Double Life of a Military Sexologist
I kind of live a double life. Most of the time, I live the life of a sexologist, anthropologist, and generally self-reflective person just trying to find my way in the world. During the summer, I put on my uniform and live the life of GySgt Izzo at my military unit in Germany.
I often forget how different these two worlds actually are. As a sexologist and anthropologist, I study things like "the evolution of human mating strategies" and "embodiment." I teach workshops to people who want to know, "How can I get more out of my relationship?" and "How can I figure out who I am?" I talk about things like "self actualization" and "spiritual obedience." As a military SNCO, I'm worried about ISIS, Russia, and how to help my Soldiers, Seamen, and Marines (I work at a Joint unit) become the most technically and tactically proficient military members they can be.
I imagine what it would be like to walk into my military workspace in my boots and camouflage utilities and say the word "intimacy" out loud. We don't play music in my shop, but I imagine that if we did, it would come to a screeching halt. I envision pencils dropping; silence replacing the sounds of fingers tapping on keyboards; blank stares all around. Words like "intimacy" don't make sense in that world. That kind of touchy-feely stuff is for girls.

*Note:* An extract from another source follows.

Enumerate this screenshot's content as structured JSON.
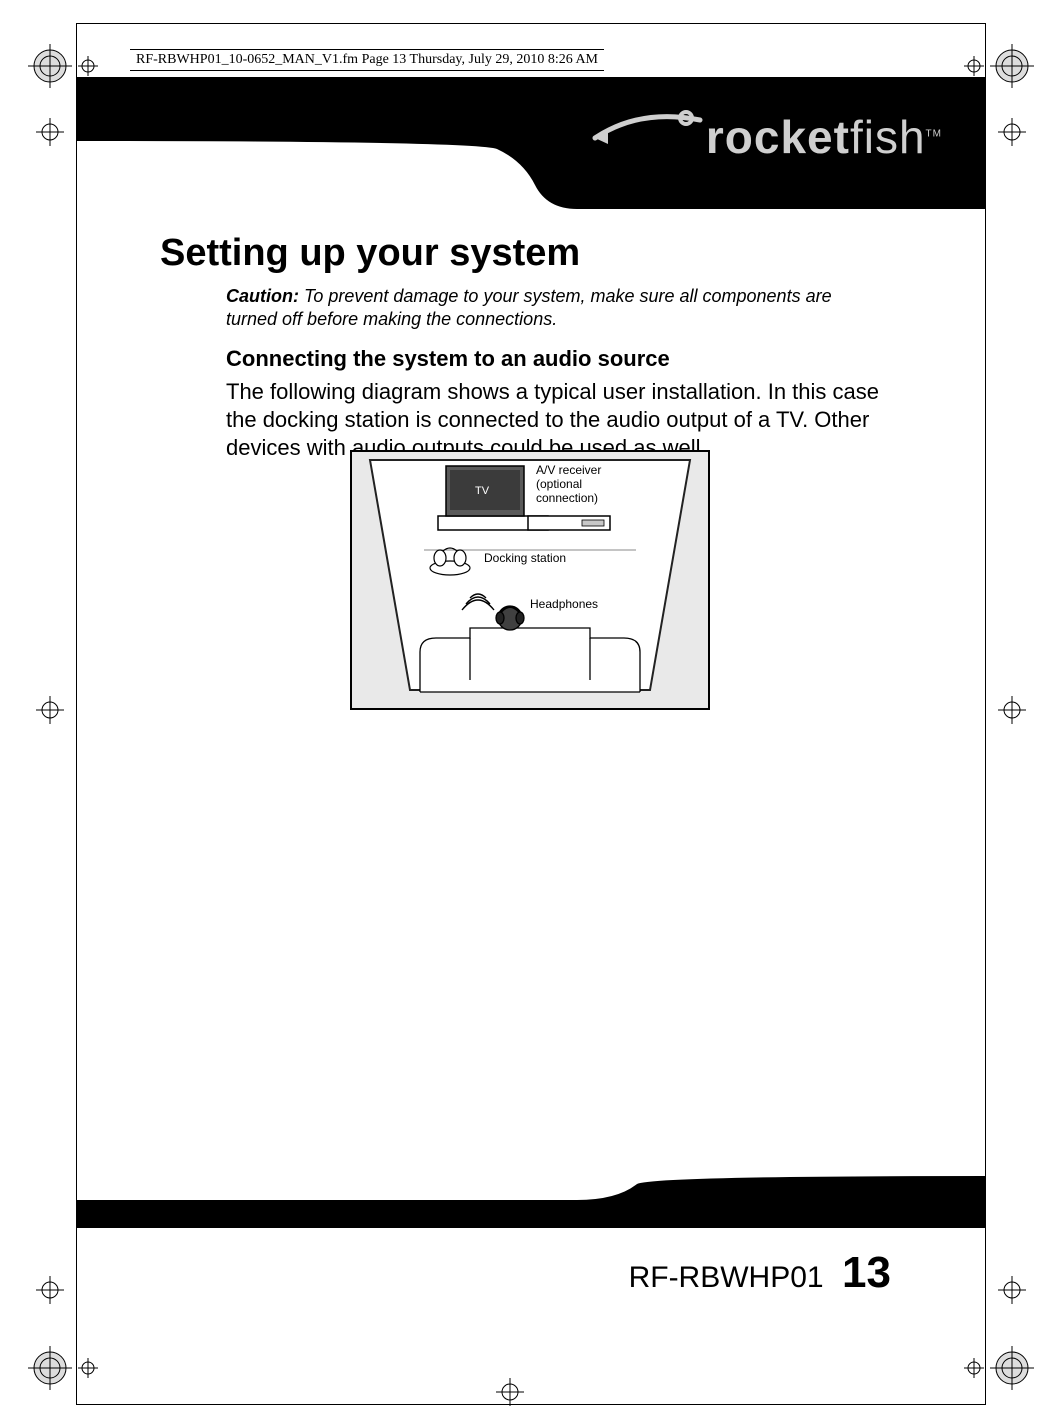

I remember a handful of years earlier, after I'd completed my first graduate degree in Human Behavior and word got out around the shop that I was going back to school for a doctorate. When the question, "What's this one going to be in?" was asked, I knew to expect at least a few uneasy jokes and smart a** remarks when I replied, "Human Sexuality." But I also remember that after everyone went home for the night, I could expect a knock or two on my door every week from different Marines who weren't coming to hit on me or to "talk shop," but who needed to talk to the professional me instead of the SNCO me. "Is it OK if I talk to you about some of your school stuff?" they'd ask. I knew those conversations weren't going to be about academics; they'd be about sexual performance. Sexual exploration. Being kinky. Being gay. Self consciousness. Shame. Embarrassment. Sexual conquests. Insecurity. Pride... And oh yes, intimacy. There were many of those conversations, and after enough knocks on my door, I came to realize that there's a need for sexologists who "get" the military culture. I came to realize that in the shop (as in most public venues, like Facebook), most of the military guys won't say words like "intimacy" out loud, but their concerns still exists.
In my day-to-day life as a professional, as Dr. Izzo, it's easy to forget the things that are so obvious to GySgt Izzo: that the military culture is different from the culture at large. The touchy-feely stuff that I find so valuable for the general population is rarely even in a language that most military guys or veterans are immediately willing to hear. For those who are willing, it rarely makes much sense.
I'm doing my best to navigate those differences, but it's difficult because there's a professional expectation that those identities will stay separate. I certainly won't be holding group sessions on "intimacy" in cammies, and the touchy-feely worlds of sexology and anthropology would just assume not acknowledge that I'm a Marine in the first place. I guess that means I'll have to be the person who builds the bridge.